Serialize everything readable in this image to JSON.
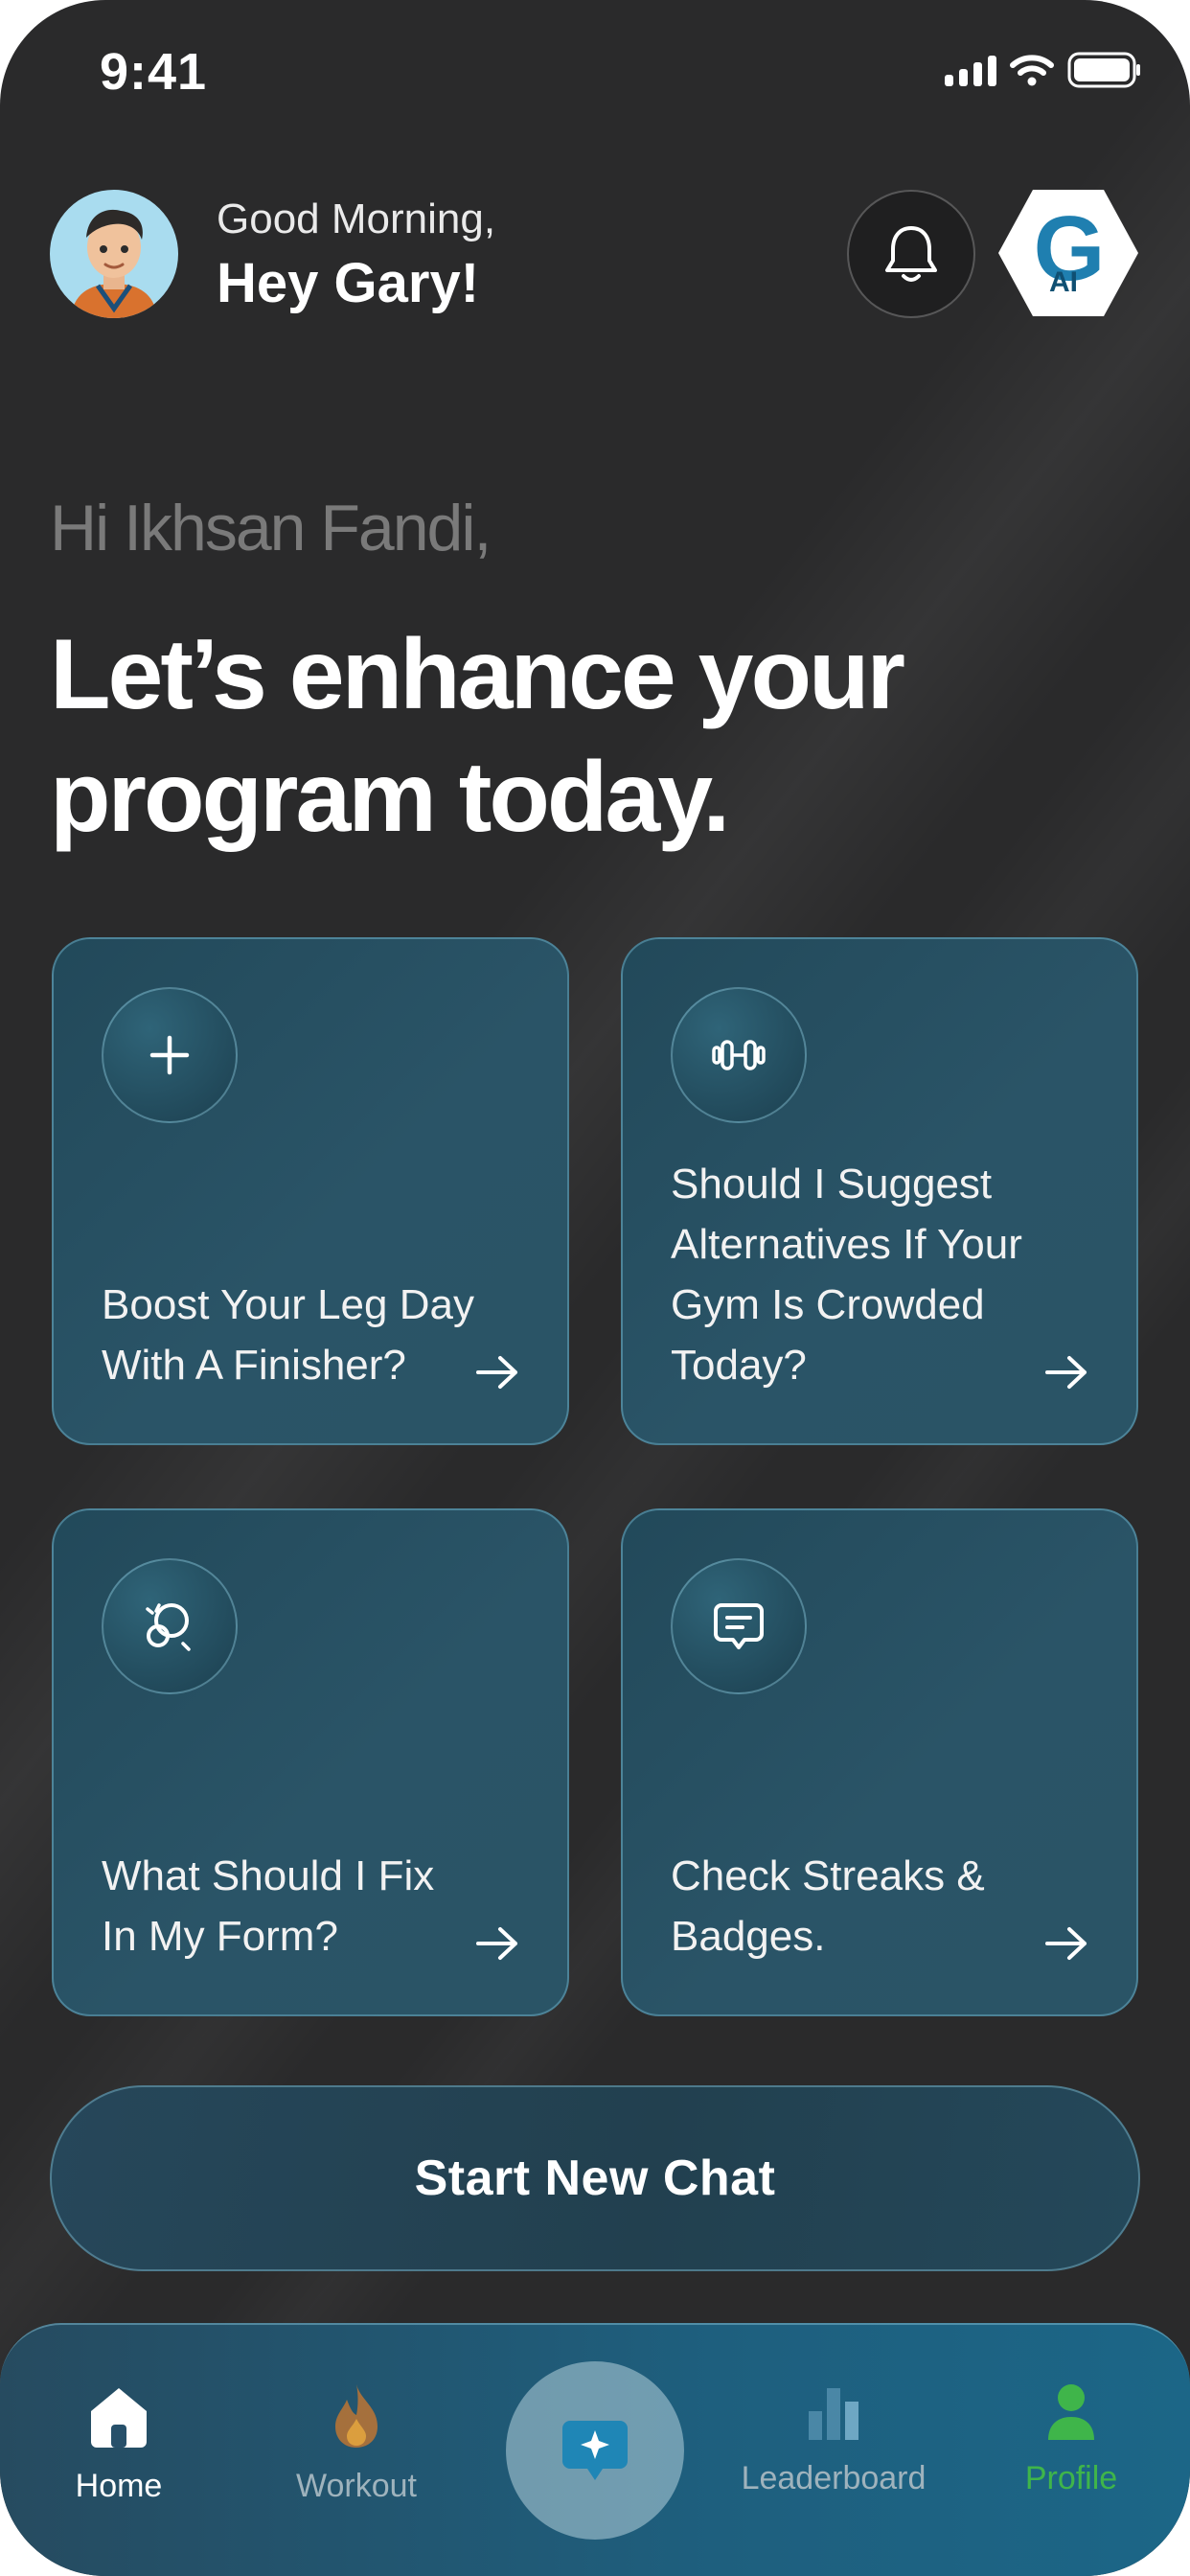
{
  "status_bar": {
    "time": "9:41"
  },
  "header": {
    "greeting": "Good Morning,",
    "name_line": "Hey Gary!",
    "logo_text": "G",
    "logo_sub": "AI"
  },
  "hero": {
    "hi": "Hi Ikhsan Fandi,",
    "headline": "Let’s enhance your program today."
  },
  "cards": [
    {
      "icon": "plus-icon",
      "text": "Boost Your Leg Day With A Finisher?"
    },
    {
      "icon": "dumbbell-icon",
      "text": "Should I Suggest Alternatives If Your Gym Is Crowded Today?"
    },
    {
      "icon": "form-check-icon",
      "text": "What Should I Fix In My Form?"
    },
    {
      "icon": "chat-icon",
      "text": "Check Streaks & Badges."
    }
  ],
  "start_chat_label": "Start New Chat",
  "nav": {
    "items": [
      {
        "label": "Home",
        "icon": "home-icon",
        "color": "#ffffff"
      },
      {
        "label": "Workout",
        "icon": "flame-icon",
        "color": "#9fb3bd"
      },
      {
        "label": "Leaderboard",
        "icon": "bar-chart-icon",
        "color": "#9fb3bd"
      },
      {
        "label": "Profile",
        "icon": "user-icon",
        "color": "#3fb54a"
      }
    ],
    "center_icon": "sparkle-chat-icon"
  },
  "colors": {
    "background": "#2a2a2b",
    "card": "#2a5467",
    "accent_green": "#3fb54a",
    "accent_blue": "#1f7fb0"
  }
}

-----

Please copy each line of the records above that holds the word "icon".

• YOUR RESPONSE:
      "icon": "plus-icon",
      "icon": "dumbbell-icon",
      "icon": "form-check-icon",
      "icon": "chat-icon",
        "icon": "home-icon",
        "icon": "flame-icon",
        "icon": "bar-chart-icon",
        "icon": "user-icon",
    "center_icon": "sparkle-chat-icon"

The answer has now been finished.